Supplied entries:

-- Opening Marker --

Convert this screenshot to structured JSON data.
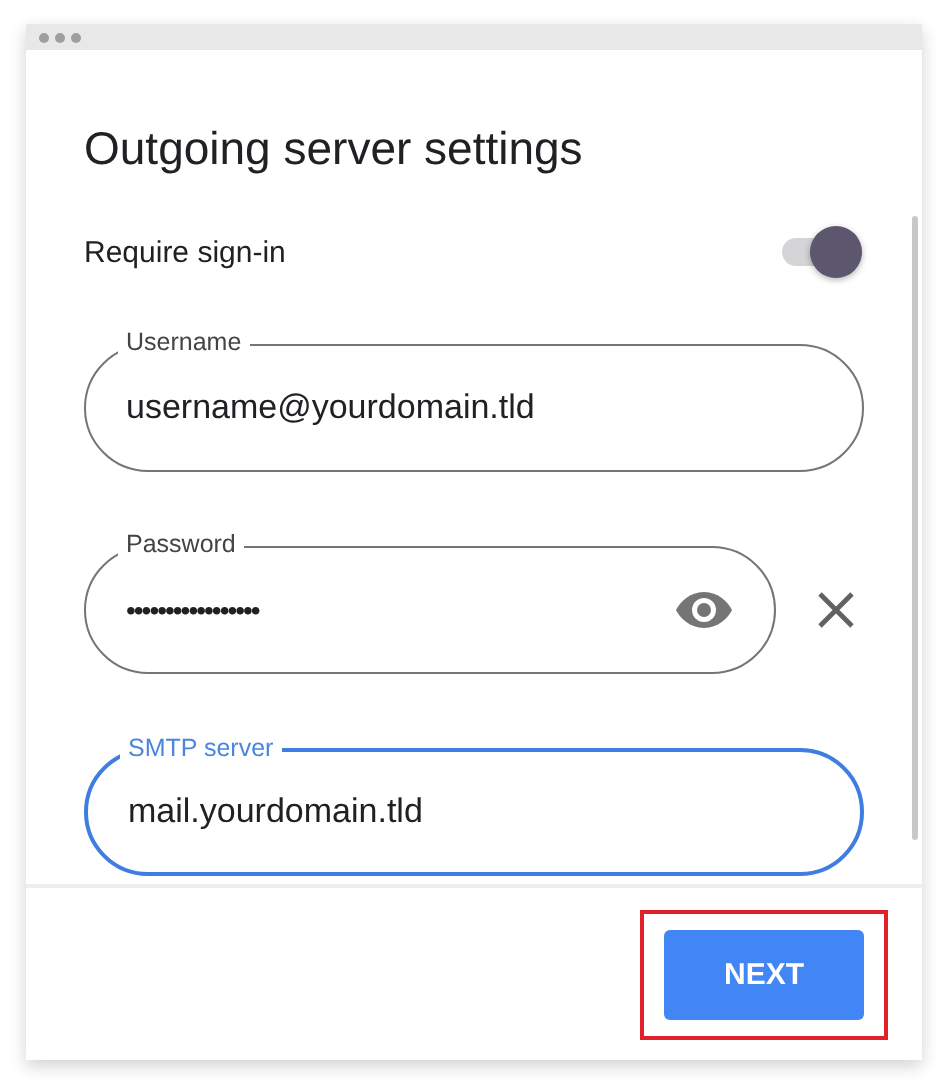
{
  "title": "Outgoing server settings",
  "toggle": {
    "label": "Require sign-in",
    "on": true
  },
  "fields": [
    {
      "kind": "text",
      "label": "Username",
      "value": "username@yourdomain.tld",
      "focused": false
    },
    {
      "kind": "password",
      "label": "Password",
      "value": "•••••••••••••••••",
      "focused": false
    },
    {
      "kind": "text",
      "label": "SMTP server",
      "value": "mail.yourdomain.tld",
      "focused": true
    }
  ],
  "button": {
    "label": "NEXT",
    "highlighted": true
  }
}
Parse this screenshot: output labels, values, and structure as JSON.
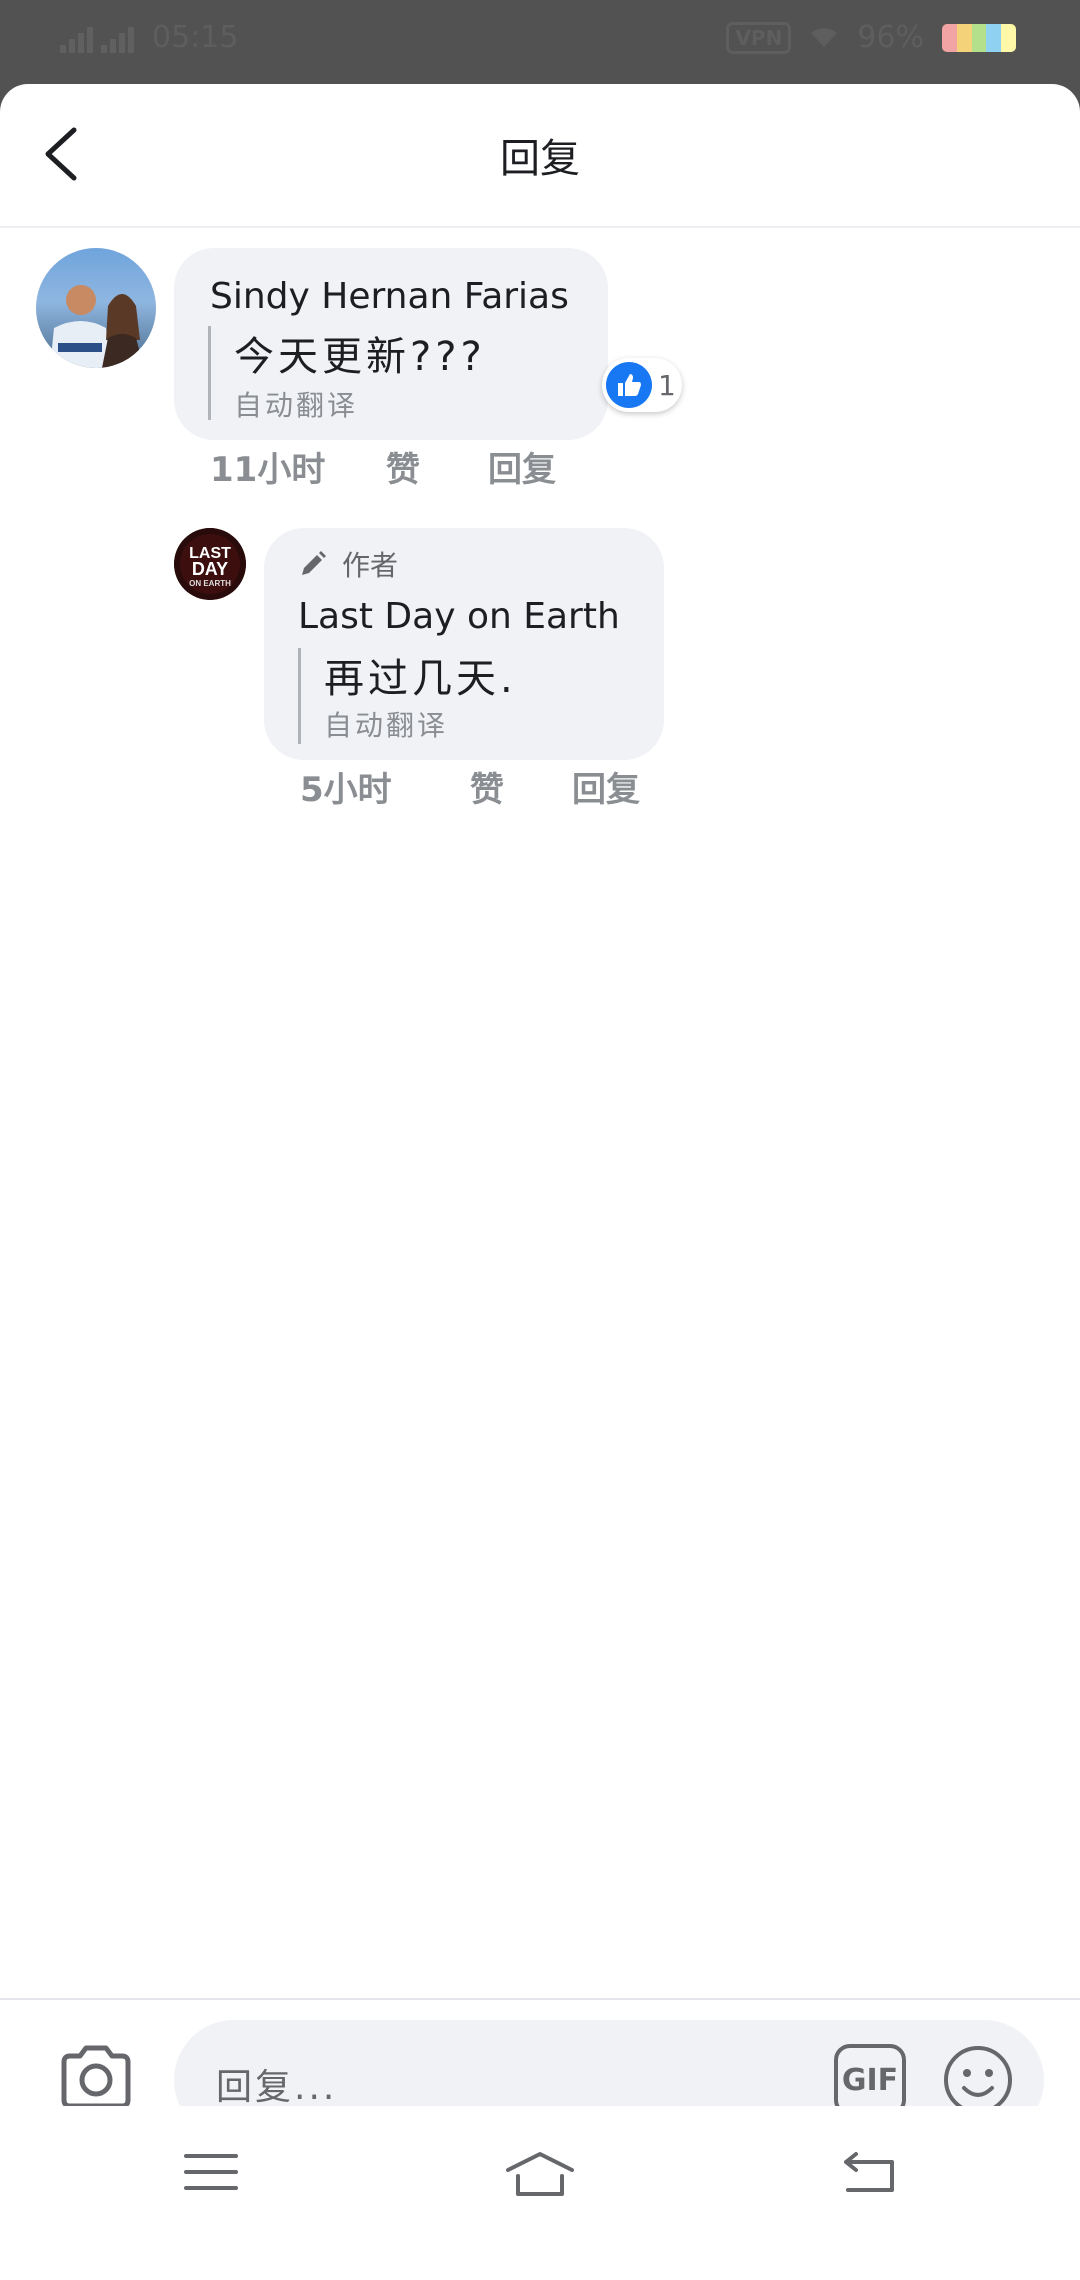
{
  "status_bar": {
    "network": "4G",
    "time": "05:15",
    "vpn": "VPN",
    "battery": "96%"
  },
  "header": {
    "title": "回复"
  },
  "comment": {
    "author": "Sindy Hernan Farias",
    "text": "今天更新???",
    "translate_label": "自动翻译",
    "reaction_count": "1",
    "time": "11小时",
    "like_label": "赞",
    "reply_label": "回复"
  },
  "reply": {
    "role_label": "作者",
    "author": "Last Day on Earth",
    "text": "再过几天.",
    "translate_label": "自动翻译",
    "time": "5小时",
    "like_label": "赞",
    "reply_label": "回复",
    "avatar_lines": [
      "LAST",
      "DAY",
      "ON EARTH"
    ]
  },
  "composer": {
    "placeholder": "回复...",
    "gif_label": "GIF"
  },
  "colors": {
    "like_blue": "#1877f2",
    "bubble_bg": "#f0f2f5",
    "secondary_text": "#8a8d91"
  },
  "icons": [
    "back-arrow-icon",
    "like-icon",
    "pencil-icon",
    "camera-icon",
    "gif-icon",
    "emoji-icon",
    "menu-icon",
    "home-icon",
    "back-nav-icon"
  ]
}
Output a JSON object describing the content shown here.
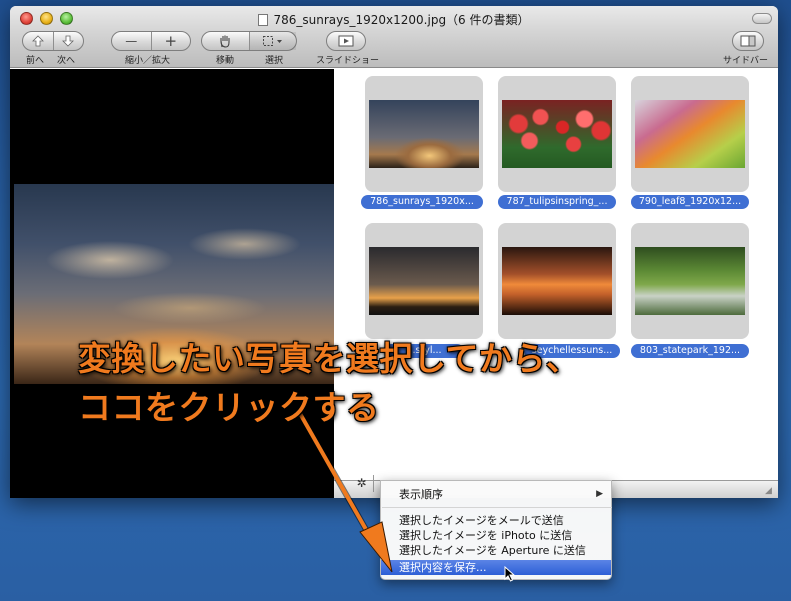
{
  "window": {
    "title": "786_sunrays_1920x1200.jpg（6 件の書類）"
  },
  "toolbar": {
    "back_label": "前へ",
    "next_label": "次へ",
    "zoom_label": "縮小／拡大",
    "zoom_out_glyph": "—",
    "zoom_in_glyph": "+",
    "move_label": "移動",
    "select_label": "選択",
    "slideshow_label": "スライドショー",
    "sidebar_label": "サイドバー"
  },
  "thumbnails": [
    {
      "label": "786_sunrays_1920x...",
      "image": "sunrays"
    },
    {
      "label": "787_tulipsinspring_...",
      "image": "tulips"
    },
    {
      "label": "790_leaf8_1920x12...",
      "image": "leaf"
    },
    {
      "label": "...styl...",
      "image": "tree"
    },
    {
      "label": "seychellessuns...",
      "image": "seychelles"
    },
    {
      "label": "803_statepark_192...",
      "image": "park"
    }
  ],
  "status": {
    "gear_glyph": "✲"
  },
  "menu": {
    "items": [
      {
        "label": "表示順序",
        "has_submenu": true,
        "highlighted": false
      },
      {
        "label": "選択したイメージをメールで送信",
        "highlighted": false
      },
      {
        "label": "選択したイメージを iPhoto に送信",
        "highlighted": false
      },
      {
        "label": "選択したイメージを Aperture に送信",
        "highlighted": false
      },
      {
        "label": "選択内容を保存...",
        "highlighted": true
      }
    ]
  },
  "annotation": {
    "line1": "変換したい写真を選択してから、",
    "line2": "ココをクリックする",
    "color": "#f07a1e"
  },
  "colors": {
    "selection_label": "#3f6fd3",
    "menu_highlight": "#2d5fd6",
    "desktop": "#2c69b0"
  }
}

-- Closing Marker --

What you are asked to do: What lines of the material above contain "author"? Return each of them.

Result of the exercise:
    "author": "Sindy Hernan Farias",
    "author": "Last Day on Earth",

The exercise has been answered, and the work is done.